PROVIDED INFORMATION:

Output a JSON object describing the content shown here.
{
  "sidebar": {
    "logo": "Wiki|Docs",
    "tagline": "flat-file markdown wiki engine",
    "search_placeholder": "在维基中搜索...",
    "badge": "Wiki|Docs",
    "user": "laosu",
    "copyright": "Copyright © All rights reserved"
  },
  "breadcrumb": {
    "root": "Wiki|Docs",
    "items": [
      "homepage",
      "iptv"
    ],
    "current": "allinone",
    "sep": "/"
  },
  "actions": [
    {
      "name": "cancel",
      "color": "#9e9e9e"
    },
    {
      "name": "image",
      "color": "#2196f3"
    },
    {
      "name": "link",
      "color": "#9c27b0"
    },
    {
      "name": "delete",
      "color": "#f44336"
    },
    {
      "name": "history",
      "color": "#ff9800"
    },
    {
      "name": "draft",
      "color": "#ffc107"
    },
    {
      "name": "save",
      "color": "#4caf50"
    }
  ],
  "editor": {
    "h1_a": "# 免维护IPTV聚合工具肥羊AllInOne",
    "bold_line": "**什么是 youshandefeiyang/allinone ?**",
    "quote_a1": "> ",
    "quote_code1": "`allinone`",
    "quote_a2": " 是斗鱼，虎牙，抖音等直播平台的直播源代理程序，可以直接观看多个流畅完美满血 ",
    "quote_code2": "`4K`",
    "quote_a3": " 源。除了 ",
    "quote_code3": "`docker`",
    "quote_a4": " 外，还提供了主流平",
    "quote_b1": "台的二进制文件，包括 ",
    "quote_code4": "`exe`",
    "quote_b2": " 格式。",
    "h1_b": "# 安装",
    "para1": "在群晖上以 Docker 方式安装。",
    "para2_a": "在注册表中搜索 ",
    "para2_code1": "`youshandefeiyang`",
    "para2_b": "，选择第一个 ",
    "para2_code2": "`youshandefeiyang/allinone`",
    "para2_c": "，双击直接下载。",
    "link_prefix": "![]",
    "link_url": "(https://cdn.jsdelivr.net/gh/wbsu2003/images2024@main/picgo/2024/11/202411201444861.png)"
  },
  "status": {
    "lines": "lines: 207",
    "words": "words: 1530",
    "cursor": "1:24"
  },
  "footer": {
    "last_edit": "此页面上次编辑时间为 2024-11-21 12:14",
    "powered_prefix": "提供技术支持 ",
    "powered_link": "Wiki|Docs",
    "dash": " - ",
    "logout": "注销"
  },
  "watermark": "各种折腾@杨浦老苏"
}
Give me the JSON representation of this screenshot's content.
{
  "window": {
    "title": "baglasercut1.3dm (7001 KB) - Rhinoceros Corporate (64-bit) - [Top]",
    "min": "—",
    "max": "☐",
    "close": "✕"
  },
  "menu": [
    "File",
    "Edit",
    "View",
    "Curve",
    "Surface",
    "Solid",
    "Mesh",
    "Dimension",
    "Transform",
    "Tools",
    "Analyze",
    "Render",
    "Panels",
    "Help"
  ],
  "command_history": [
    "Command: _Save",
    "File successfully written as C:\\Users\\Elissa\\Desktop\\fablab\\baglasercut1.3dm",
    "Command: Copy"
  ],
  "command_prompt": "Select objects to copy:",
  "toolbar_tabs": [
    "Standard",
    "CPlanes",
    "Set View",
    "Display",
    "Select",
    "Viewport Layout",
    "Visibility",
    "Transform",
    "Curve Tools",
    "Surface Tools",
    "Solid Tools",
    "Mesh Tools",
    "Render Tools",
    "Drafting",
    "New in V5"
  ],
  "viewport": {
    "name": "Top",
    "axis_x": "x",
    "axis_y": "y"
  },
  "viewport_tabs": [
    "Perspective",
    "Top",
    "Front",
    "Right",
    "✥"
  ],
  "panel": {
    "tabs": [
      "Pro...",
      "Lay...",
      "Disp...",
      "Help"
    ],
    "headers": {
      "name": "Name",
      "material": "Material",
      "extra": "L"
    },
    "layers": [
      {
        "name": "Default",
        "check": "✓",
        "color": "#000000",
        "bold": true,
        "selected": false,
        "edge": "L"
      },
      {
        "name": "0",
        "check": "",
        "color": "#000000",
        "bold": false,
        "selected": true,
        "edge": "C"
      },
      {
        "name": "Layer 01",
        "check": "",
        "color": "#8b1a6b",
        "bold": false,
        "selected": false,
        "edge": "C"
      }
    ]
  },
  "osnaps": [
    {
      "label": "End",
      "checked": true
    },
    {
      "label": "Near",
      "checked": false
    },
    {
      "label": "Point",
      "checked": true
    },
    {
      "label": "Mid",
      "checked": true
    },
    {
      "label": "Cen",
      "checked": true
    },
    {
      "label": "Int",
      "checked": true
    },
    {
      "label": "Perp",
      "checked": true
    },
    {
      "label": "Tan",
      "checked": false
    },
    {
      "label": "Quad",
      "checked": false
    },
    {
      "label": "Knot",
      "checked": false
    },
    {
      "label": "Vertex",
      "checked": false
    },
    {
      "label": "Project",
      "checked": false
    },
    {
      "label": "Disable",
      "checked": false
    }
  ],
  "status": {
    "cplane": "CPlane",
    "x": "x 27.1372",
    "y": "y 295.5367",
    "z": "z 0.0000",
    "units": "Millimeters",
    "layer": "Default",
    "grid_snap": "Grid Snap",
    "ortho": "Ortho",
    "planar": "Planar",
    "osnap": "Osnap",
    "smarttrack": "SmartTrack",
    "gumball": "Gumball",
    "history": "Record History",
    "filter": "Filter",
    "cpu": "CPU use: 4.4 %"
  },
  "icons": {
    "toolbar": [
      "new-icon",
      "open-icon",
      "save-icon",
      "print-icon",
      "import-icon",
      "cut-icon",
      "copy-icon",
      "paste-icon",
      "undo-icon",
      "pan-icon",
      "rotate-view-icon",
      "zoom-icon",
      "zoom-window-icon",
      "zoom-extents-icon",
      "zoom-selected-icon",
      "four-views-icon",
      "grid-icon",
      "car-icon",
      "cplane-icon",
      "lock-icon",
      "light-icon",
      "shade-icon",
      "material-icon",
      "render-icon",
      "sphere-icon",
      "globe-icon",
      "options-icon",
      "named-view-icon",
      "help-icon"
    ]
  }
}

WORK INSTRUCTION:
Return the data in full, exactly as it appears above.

COMPLETED TASK:
Output a JSON object describing the content shown here.
{
  "sidebar": {
    "logo": "Wiki|Docs",
    "tagline": "flat-file markdown wiki engine",
    "search_placeholder": "在维基中搜索...",
    "badge": "Wiki|Docs",
    "user": "laosu",
    "copyright": "Copyright © All rights reserved"
  },
  "breadcrumb": {
    "root": "Wiki|Docs",
    "items": [
      "homepage",
      "iptv"
    ],
    "current": "allinone",
    "sep": "/"
  },
  "actions": [
    {
      "name": "cancel",
      "color": "#9e9e9e"
    },
    {
      "name": "image",
      "color": "#2196f3"
    },
    {
      "name": "link",
      "color": "#9c27b0"
    },
    {
      "name": "delete",
      "color": "#f44336"
    },
    {
      "name": "history",
      "color": "#ff9800"
    },
    {
      "name": "draft",
      "color": "#ffc107"
    },
    {
      "name": "save",
      "color": "#4caf50"
    }
  ],
  "editor": {
    "h1_a": "# 免维护IPTV聚合工具肥羊AllInOne",
    "bold_line": "**什么是 youshandefeiyang/allinone ?**",
    "quote_a1": "> ",
    "quote_code1": "`allinone`",
    "quote_a2": " 是斗鱼，虎牙，抖音等直播平台的直播源代理程序，可以直接观看多个流畅完美满血 ",
    "quote_code2": "`4K`",
    "quote_a3": " 源。除了 ",
    "quote_code3": "`docker`",
    "quote_a4": " 外，还提供了主流平",
    "quote_b1": "台的二进制文件，包括 ",
    "quote_code4": "`exe`",
    "quote_b2": " 格式。",
    "h1_b": "# 安装",
    "para1": "在群晖上以 Docker 方式安装。",
    "para2_a": "在注册表中搜索 ",
    "para2_code1": "`youshandefeiyang`",
    "para2_b": "，选择第一个 ",
    "para2_code2": "`youshandefeiyang/allinone`",
    "para2_c": "，双击直接下载。",
    "link_prefix": "![]",
    "link_url": "(https://cdn.jsdelivr.net/gh/wbsu2003/images2024@main/picgo/2024/11/202411201444861.png)"
  },
  "status": {
    "lines": "lines: 207",
    "words": "words: 1530",
    "cursor": "1:24"
  },
  "footer": {
    "last_edit": "此页面上次编辑时间为 2024-11-21 12:14",
    "powered_prefix": "提供技术支持 ",
    "powered_link": "Wiki|Docs",
    "dash": " - ",
    "logout": "注销"
  },
  "watermark": "各种折腾@杨浦老苏"
}
Give me the JSON representation of this screenshot's content.
{
  "window": {
    "title": "baglasercut1.3dm (7001 KB) - Rhinoceros Corporate (64-bit) - [Top]",
    "min": "—",
    "max": "☐",
    "close": "✕"
  },
  "menu": [
    "File",
    "Edit",
    "View",
    "Curve",
    "Surface",
    "Solid",
    "Mesh",
    "Dimension",
    "Transform",
    "Tools",
    "Analyze",
    "Render",
    "Panels",
    "Help"
  ],
  "command_history": [
    "Command: _Save",
    "File successfully written as C:\\Users\\Elissa\\Desktop\\fablab\\baglasercut1.3dm",
    "Command: Copy"
  ],
  "command_prompt": "Select objects to copy:",
  "toolbar_tabs": [
    "Standard",
    "CPlanes",
    "Set View",
    "Display",
    "Select",
    "Viewport Layout",
    "Visibility",
    "Transform",
    "Curve Tools",
    "Surface Tools",
    "Solid Tools",
    "Mesh Tools",
    "Render Tools",
    "Drafting",
    "New in V5"
  ],
  "viewport": {
    "name": "Top",
    "axis_x": "x",
    "axis_y": "y"
  },
  "viewport_tabs": [
    "Perspective",
    "Top",
    "Front",
    "Right",
    "✥"
  ],
  "panel": {
    "tabs": [
      "Pro...",
      "Lay...",
      "Disp...",
      "Help"
    ],
    "headers": {
      "name": "Name",
      "material": "Material",
      "extra": "L"
    },
    "layers": [
      {
        "name": "Default",
        "check": "✓",
        "color": "#000000",
        "bold": true,
        "selected": false,
        "edge": "L"
      },
      {
        "name": "0",
        "check": "",
        "color": "#000000",
        "bold": false,
        "selected": true,
        "edge": "C"
      },
      {
        "name": "Layer 01",
        "check": "",
        "color": "#8b1a6b",
        "bold": false,
        "selected": false,
        "edge": "C"
      }
    ]
  },
  "osnaps": [
    {
      "label": "End",
      "checked": true
    },
    {
      "label": "Near",
      "checked": false
    },
    {
      "label": "Point",
      "checked": true
    },
    {
      "label": "Mid",
      "checked": true
    },
    {
      "label": "Cen",
      "checked": true
    },
    {
      "label": "Int",
      "checked": true
    },
    {
      "label": "Perp",
      "checked": true
    },
    {
      "label": "Tan",
      "checked": false
    },
    {
      "label": "Quad",
      "checked": false
    },
    {
      "label": "Knot",
      "checked": false
    },
    {
      "label": "Vertex",
      "checked": false
    },
    {
      "label": "Project",
      "checked": false
    },
    {
      "label": "Disable",
      "checked": false
    }
  ],
  "status": {
    "cplane": "CPlane",
    "x": "x 27.1372",
    "y": "y 295.5367",
    "z": "z 0.0000",
    "units": "Millimeters",
    "layer": "Default",
    "grid_snap": "Grid Snap",
    "ortho": "Ortho",
    "planar": "Planar",
    "osnap": "Osnap",
    "smarttrack": "SmartTrack",
    "gumball": "Gumball",
    "history": "Record History",
    "filter": "Filter",
    "cpu": "CPU use: 4.4 %"
  },
  "icons": {
    "toolbar": [
      "new-icon",
      "open-icon",
      "save-icon",
      "print-icon",
      "import-icon",
      "cut-icon",
      "copy-icon",
      "paste-icon",
      "undo-icon",
      "pan-icon",
      "rotate-view-icon",
      "zoom-icon",
      "zoom-window-icon",
      "zoom-extents-icon",
      "zoom-selected-icon",
      "four-views-icon",
      "grid-icon",
      "car-icon",
      "cplane-icon",
      "lock-icon",
      "light-icon",
      "shade-icon",
      "material-icon",
      "render-icon",
      "sphere-icon",
      "globe-icon",
      "options-icon",
      "named-view-icon",
      "help-icon"
    ]
  }
}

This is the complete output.